Content marketing may well be the hottest trend in marketing currently. It encourages businesses to think not only about creating and disseminating their key messaging, but also about how this can be done in an efficient and effective manner. It is taking the marketing world by storm as it challenges marketers not to merely think about producing sales literature or product collateral, but producing easily repurposed thought leadership pieces that show potential customers and stakeholders who the company is and what solutions it provides, as opposed to just what it makes.

As communication professionals residing in Northeast Ohio, the worldwide epicenter of content marketing research thanks in large part to the Content Marketing Institute and its Content Marketing World summit that wrapped up last month, we at AKHIA have spent a substantial amount of time thinking about content marketing and how it might most benefit our clients. Since creating our Content Development Department two years ago, we have focused our efforts on helping customers create the most compelling content possible, and we have embraced the exciting trend toward more comprehensive content marketing strategies as a tool for ensuring the content that is produced is being used (and reused) as productively as possible.

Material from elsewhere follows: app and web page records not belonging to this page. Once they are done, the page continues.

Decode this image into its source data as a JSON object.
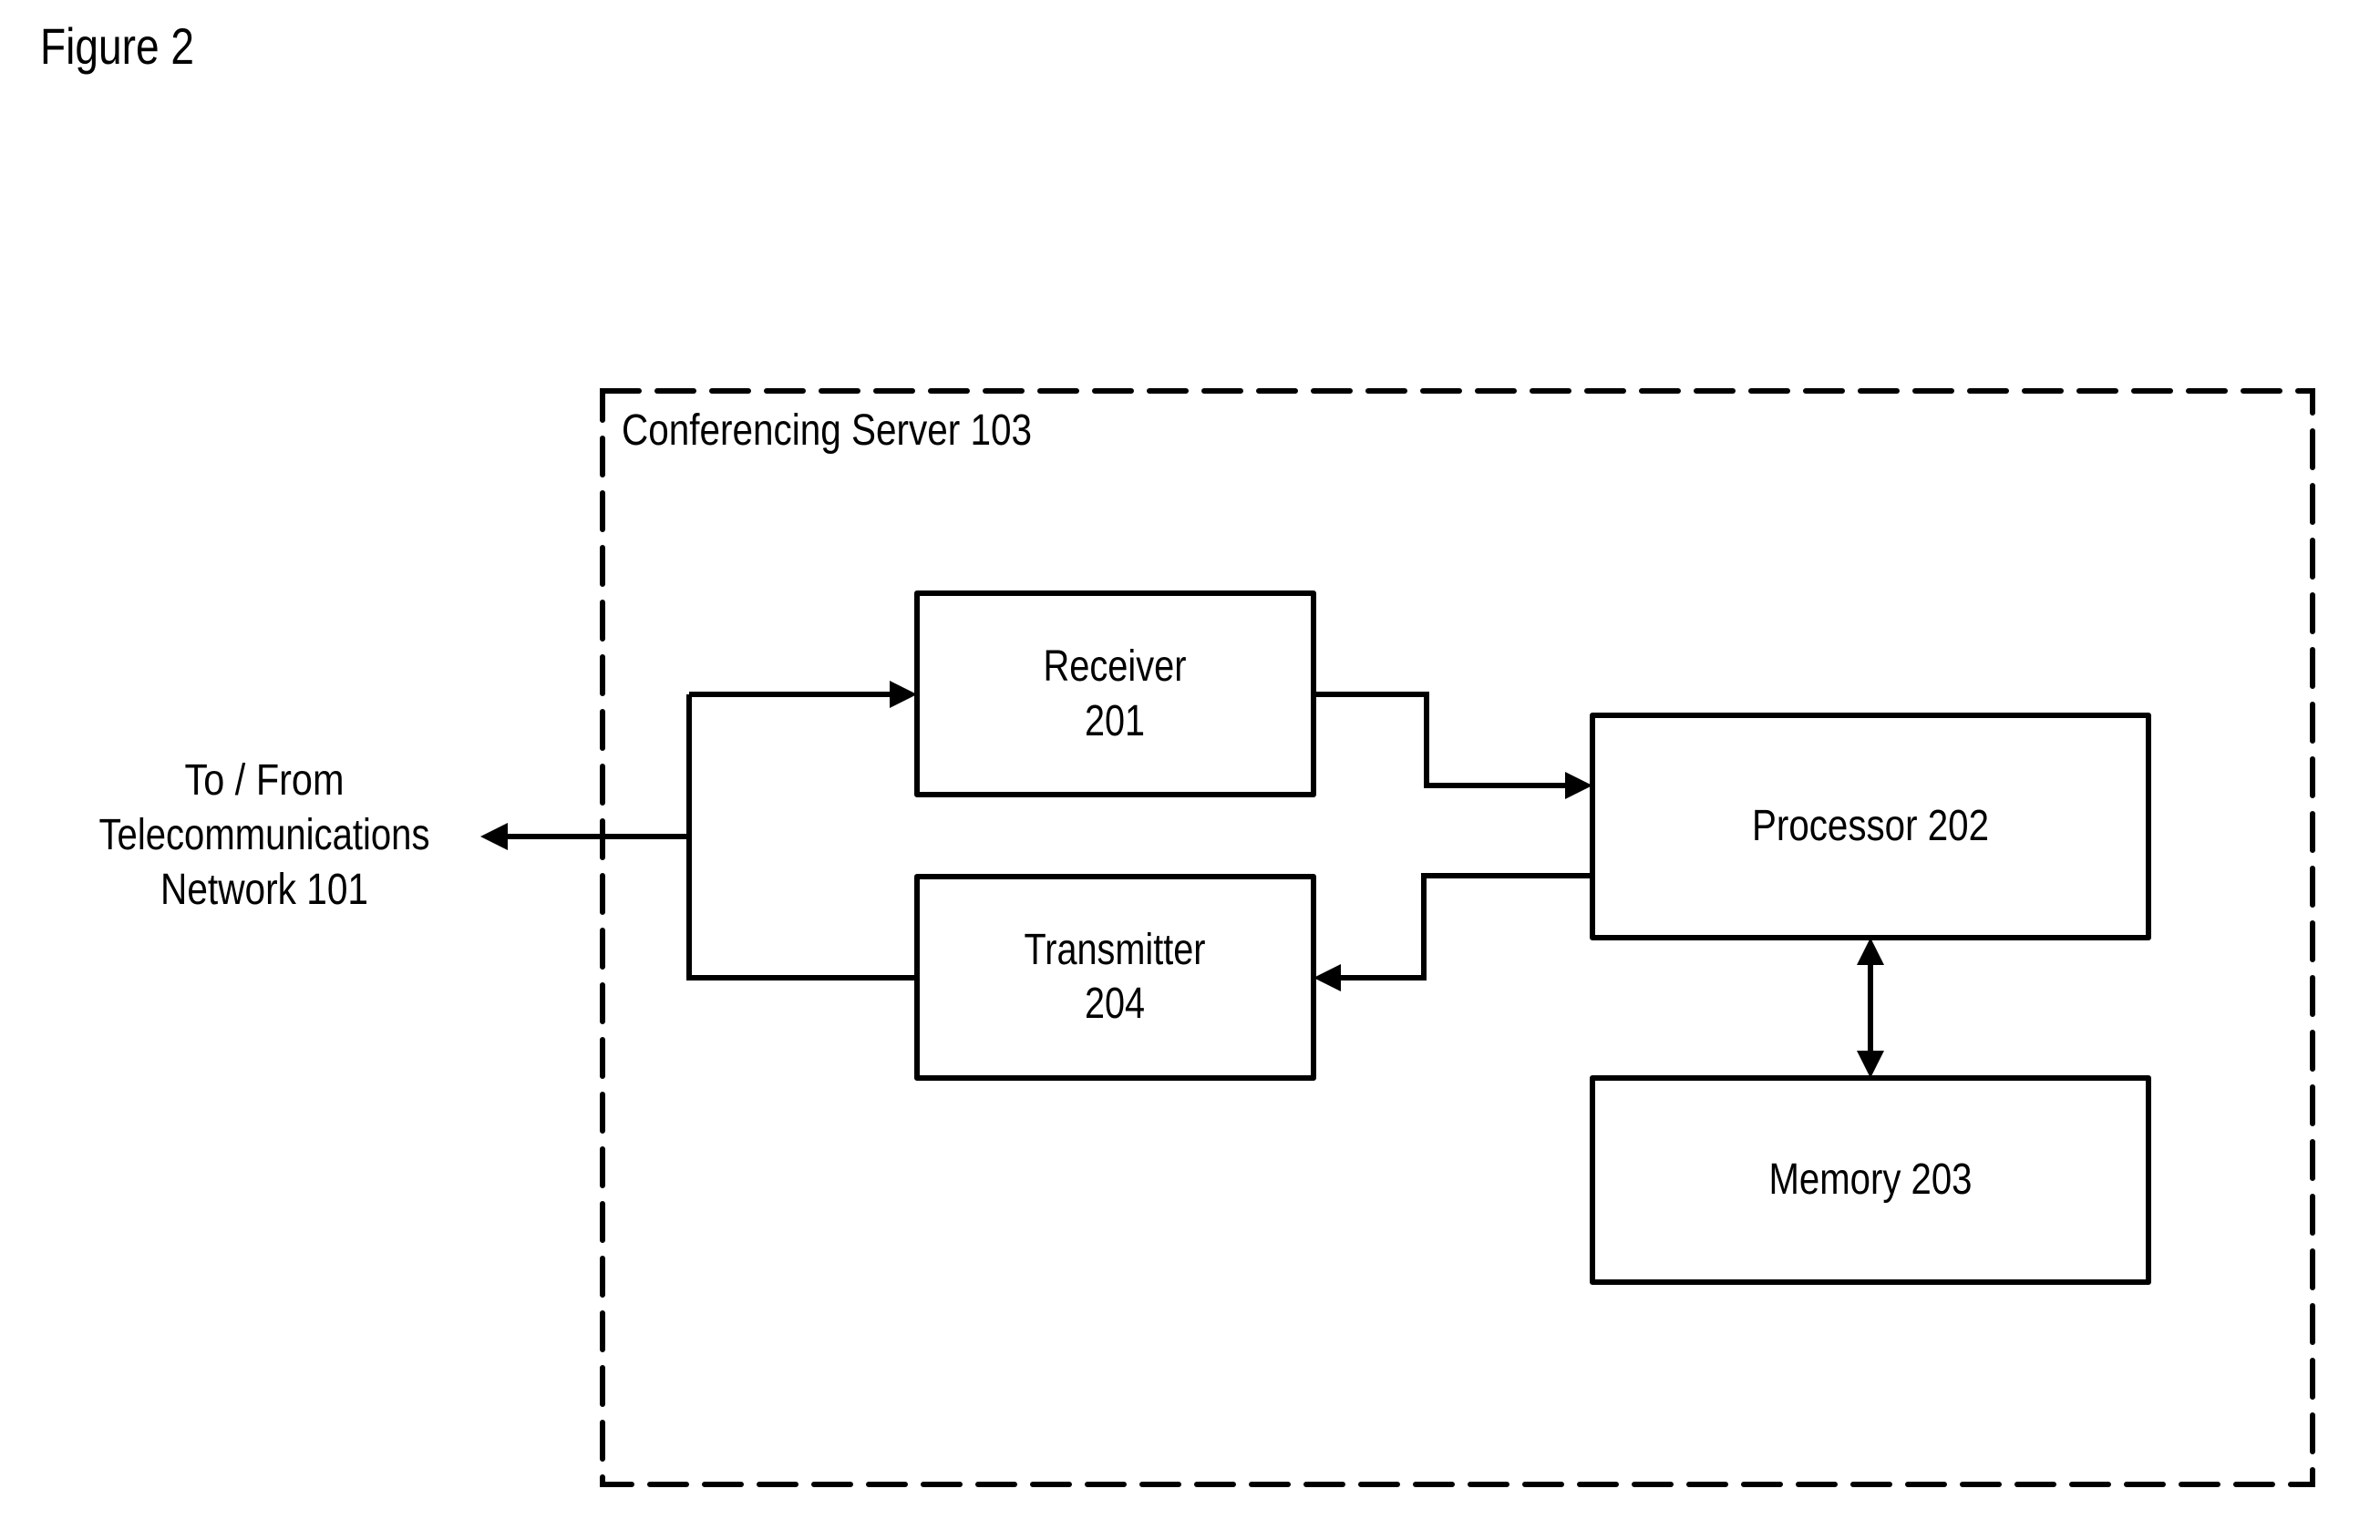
{
  "figure": {
    "title": "Figure 2"
  },
  "diagram": {
    "container": {
      "label": "Conferencing Server 103",
      "style": "dashed"
    },
    "external": {
      "lines": [
        "To / From",
        "Telecommunications",
        "Network 101"
      ]
    },
    "blocks": {
      "receiver": {
        "lines": [
          "Receiver",
          "201"
        ]
      },
      "transmitter": {
        "lines": [
          "Transmitter",
          "204"
        ]
      },
      "processor": {
        "label": "Processor 202"
      },
      "memory": {
        "label": "Memory 203"
      }
    },
    "connections": [
      {
        "from": "bus",
        "to": "receiver",
        "direction": "one-way"
      },
      {
        "from": "receiver",
        "to": "processor",
        "direction": "one-way"
      },
      {
        "from": "processor",
        "to": "transmitter",
        "direction": "one-way"
      },
      {
        "from": "transmitter",
        "to": "bus",
        "direction": "none"
      },
      {
        "from": "bus",
        "to": "external",
        "direction": "one-way"
      },
      {
        "from": "processor",
        "to": "memory",
        "direction": "two-way"
      }
    ],
    "colors": {
      "stroke": "#000000",
      "background": "#ffffff"
    }
  }
}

As we have contemplated content marketing strategies, one of the thoughts that crossed our minds is that content (i.e., marketing materials) sounds an awful lot like content (i.e., the state of feeling appeased). In fact, they’re identical. And this can’t be a mere coincidence, can it?

Well, yes, probably.

Oh the joys of the English language. Regardless, the fact that the two words are not necessarily related does not mean the two concepts are not. In fact, we would posit that content marketing is ALL ABOUT creating contentedness—for those creating the content, their customers, and beyond.

So where do the concepts of “Content” (the noun, which we’ll capitalize for the sake of differentiation moving forward) and “content” (the adjective) intersect? A few places, actually.

Internal communications

Content helps you “know thyself”. One of the best ways to figure out what your organization stands for and what exactly you are striving to convey or achieve is to undertake an endeavor to spell it out. By having internal stakeholders agree in principle on the direction of a marketing effort before an external-facing campaign is undertaken, you can ensure that internal stakeholders are content with the way ideas are being conveyed when it comes time to create additional Content pieces.

Getting your messaging straight in the initial stage of a Content marketing campaign also helps stakeholders feel more confident that potential issues and challenges will be identified and addressed up front. When you feel that you know who you are, how you help your customers and what your “voice” is, you will find yourself better prepared to confidently speak to the needs of your customers with external-facing pieces. In addition, more often than not you’ll emerge from your internal narrative drafting phase with a pretty good start on which to base various external pieces that make up your Content marketing campaign.

External communications

Great Content also helps to create contented customers. The idea behind Content marketing is that you should become a publisher of Content that your customers and stakeholders will find helpful, not simply something that will inform them about your products or services. This is the principle behind showing what you can offer (innovative ideas, solutions to problems) versus showing only what you sell.

By publishing Content that is written chiefly to be useful to your audience more so than to sell directly, you foster greater credibility in the eyes of potential customers and, in turn, can spur more opportunities for conversation with customers who begin looking at you as a partner, not just an organization that wants their money.

Research has shown for more than half a century that perceptions of trustworthiness and expertise are the key to credibility, and in turn, to persuasion. It is this very principle on which Content marketing is built—your Content fosters perceptions of your organization as possessing expertise, and that your organization is a partner that can be trusted. In turn, contented customers will come to rely on you.

Being content with your Content

The fact that Content marketing is the “latest thing” may make some wary of pursuing it. As the research cited above shows, however, there isn’t all the much new about it—Content marketing is simply a new way to frame old ideas and tactics in a more strategic way. It is a common sense approach to marketing, and it’s based around the tenet of minimizing costs by repurposing materials.

The key to success with Content marketing is to create Content that makes you and your stakeholders more content. It’s an exciting trend, and one we’re excited to talk about at AKHIA.

What are your thoughts on the Content Marketing Revolution? Let us know.